__Problem description__. Copy out each line below that has the word "JSON" in it.

────

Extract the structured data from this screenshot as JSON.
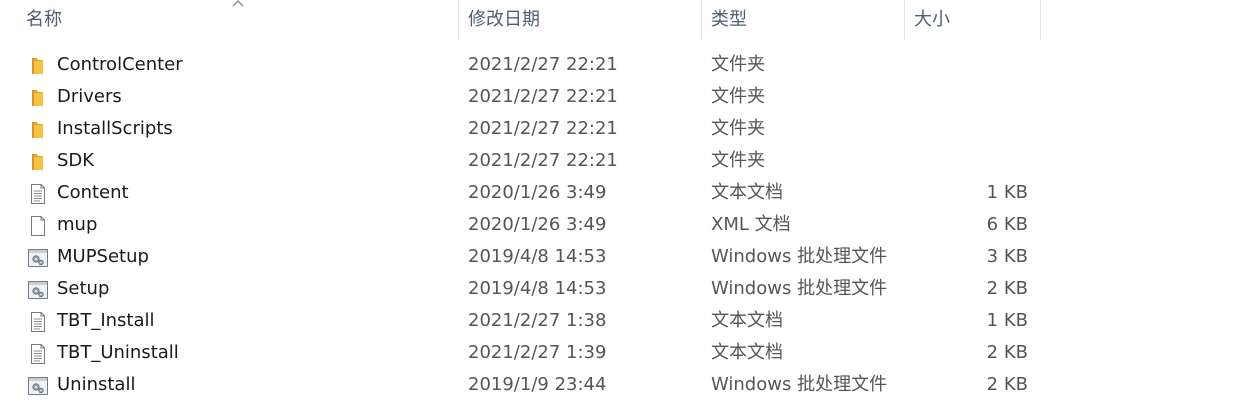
{
  "columns": {
    "name": "名称",
    "date": "修改日期",
    "type": "类型",
    "size": "大小"
  },
  "files": [
    {
      "name": "ControlCenter",
      "date": "2021/2/27 22:21",
      "type": "文件夹",
      "size": "",
      "icon": "folder-icon"
    },
    {
      "name": "Drivers",
      "date": "2021/2/27 22:21",
      "type": "文件夹",
      "size": "",
      "icon": "folder-icon"
    },
    {
      "name": "InstallScripts",
      "date": "2021/2/27 22:21",
      "type": "文件夹",
      "size": "",
      "icon": "folder-icon"
    },
    {
      "name": "SDK",
      "date": "2021/2/27 22:21",
      "type": "文件夹",
      "size": "",
      "icon": "folder-icon"
    },
    {
      "name": "Content",
      "date": "2020/1/26 3:49",
      "type": "文本文档",
      "size": "1 KB",
      "icon": "text-file-icon"
    },
    {
      "name": "mup",
      "date": "2020/1/26 3:49",
      "type": "XML 文档",
      "size": "6 KB",
      "icon": "xml-file-icon"
    },
    {
      "name": "MUPSetup",
      "date": "2019/4/8 14:53",
      "type": "Windows 批处理文件",
      "size": "3 KB",
      "icon": "batch-file-icon"
    },
    {
      "name": "Setup",
      "date": "2019/4/8 14:53",
      "type": "Windows 批处理文件",
      "size": "2 KB",
      "icon": "batch-file-icon"
    },
    {
      "name": "TBT_Install",
      "date": "2021/2/27 1:38",
      "type": "文本文档",
      "size": "1 KB",
      "icon": "text-file-icon"
    },
    {
      "name": "TBT_Uninstall",
      "date": "2021/2/27 1:39",
      "type": "文本文档",
      "size": "2 KB",
      "icon": "text-file-icon"
    },
    {
      "name": "Uninstall",
      "date": "2019/1/9 23:44",
      "type": "Windows 批处理文件",
      "size": "2 KB",
      "icon": "batch-file-icon"
    }
  ],
  "colors": {
    "header_text": "#4c607a",
    "folder_yellow": "#f5c342",
    "detail_text": "#555555"
  }
}
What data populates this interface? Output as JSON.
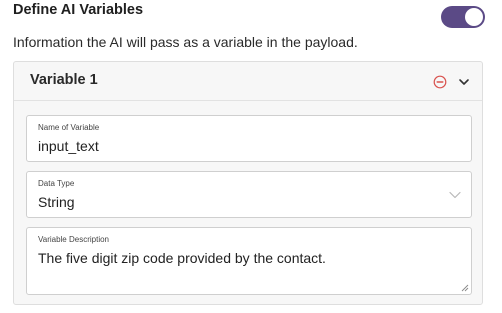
{
  "section": {
    "title": "Define AI Variables",
    "toggle_state": "on",
    "description": "Information the AI will pass as a variable in the payload."
  },
  "variable": {
    "header": "Variable 1",
    "fields": {
      "name": {
        "label": "Name of Variable",
        "value": "input_text"
      },
      "type": {
        "label": "Data Type",
        "value": "String"
      },
      "description": {
        "label": "Variable Description",
        "value": "The five digit zip code provided by the contact."
      }
    }
  },
  "colors": {
    "toggle_on": "#5b4a86",
    "remove_icon": "#d9534f"
  },
  "icons": {
    "remove": "minus-circle-icon",
    "collapse": "chevron-down-icon",
    "dropdown": "chevron-down-icon",
    "resize": "resize-handle-icon"
  }
}
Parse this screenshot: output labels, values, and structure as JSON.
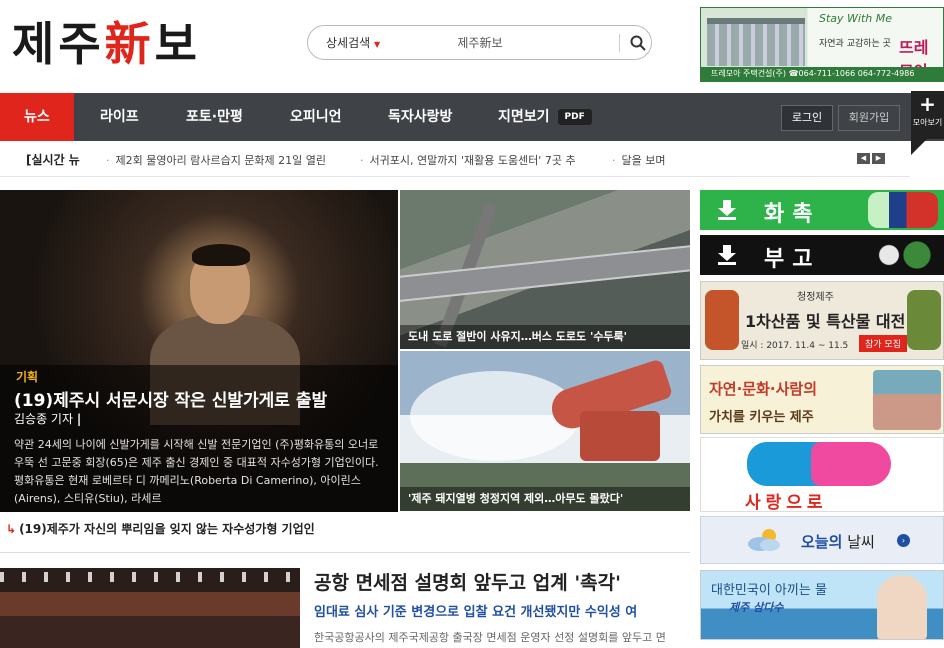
{
  "logo": {
    "text1": "제주",
    "text_red": "新",
    "text2": "보"
  },
  "search": {
    "advanced_label": "상세검색",
    "value": "제주新보"
  },
  "top_ad": {
    "script": "Stay With Me",
    "sub": "자연과 교감하는 곳",
    "brand": "뜨레모아",
    "footer": "뜨레모아 주택건설(주) ☎064-711-1066  064-772-4986"
  },
  "nav": {
    "items": [
      "뉴스",
      "라이프",
      "포토·만평",
      "오피니언",
      "독자사랑방",
      "지면보기"
    ],
    "pdf_badge": "PDF",
    "login": "로그인",
    "join": "회원가입",
    "more_label": "모아보기"
  },
  "ticker": {
    "label": "[실시간 뉴",
    "items": [
      "제2회 물영아리 람사르습지 문화제 21일 열린",
      "서귀포시, 연말까지 '재활용 도움센터' 7곳 추",
      "달을 보며"
    ]
  },
  "feature": {
    "category": "기획",
    "title": "(19)제주시 서문시장 작은 신발가게로 출발",
    "author": "김승종 기자",
    "body": "약관 24세의 나이에 신발가게를 시작해 신발 전문기업인 (주)평화유통의 오너로 우뚝 선 고문중 회장(65)은 제주 출신 경제인 중 대표적 자수성가형 기업인이다. 평화유통은 현재 로베르타 디 까메리노(Roberta Di Camerino), 아이린스(Airens), 스티유(Stiu), 라세르"
  },
  "related": "(19)제주가 자신의 뿌리임을 잊지 않는 자수성가형 기업인",
  "side_news": [
    {
      "caption": "도내 도로 절반이 사유지…버스 도로도 '수두룩'"
    },
    {
      "caption": "'제주 돼지열병 청정지역 제외…아무도 몰랐다'"
    }
  ],
  "article2": {
    "title": "공항 면세점 설명회 앞두고 업계 '촉각'",
    "subtitle": "임대료 심사 기준 변경으로 입찰 요건 개선됐지만 수익성 여",
    "body": "한국공항공사의 제주국제공항 출국장 면세점 운영자 선정 설명회를 앞두고 면"
  },
  "right_ads": {
    "ad1": "화촉",
    "ad2": "부고",
    "ad3": {
      "head": "청정제주",
      "big": "1차산품 및 특산물 대전",
      "date": "일시 : 2017. 11.4 ~ 11.5",
      "button": "참가 모집"
    },
    "ad4": {
      "line1": "자연·문화·사람의",
      "line2": "가치를 키우는 제주"
    },
    "ad5": "사랑으로",
    "ad6": {
      "prefix": "오늘의",
      "suffix": "날씨"
    },
    "ad7": {
      "line1": "대한민국이 아끼는 물",
      "brand": "제주 삼다수"
    }
  },
  "colors": {
    "accent": "#e0261c",
    "nav_bg": "#3f4247",
    "link_blue": "#1f4fa3"
  }
}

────

__Response to the task__.
Extract the structured data from this screenshot as JSON.
What data populates this interface? Output as JSON.
Parse this screenshot: output labels, values, and structure as JSON.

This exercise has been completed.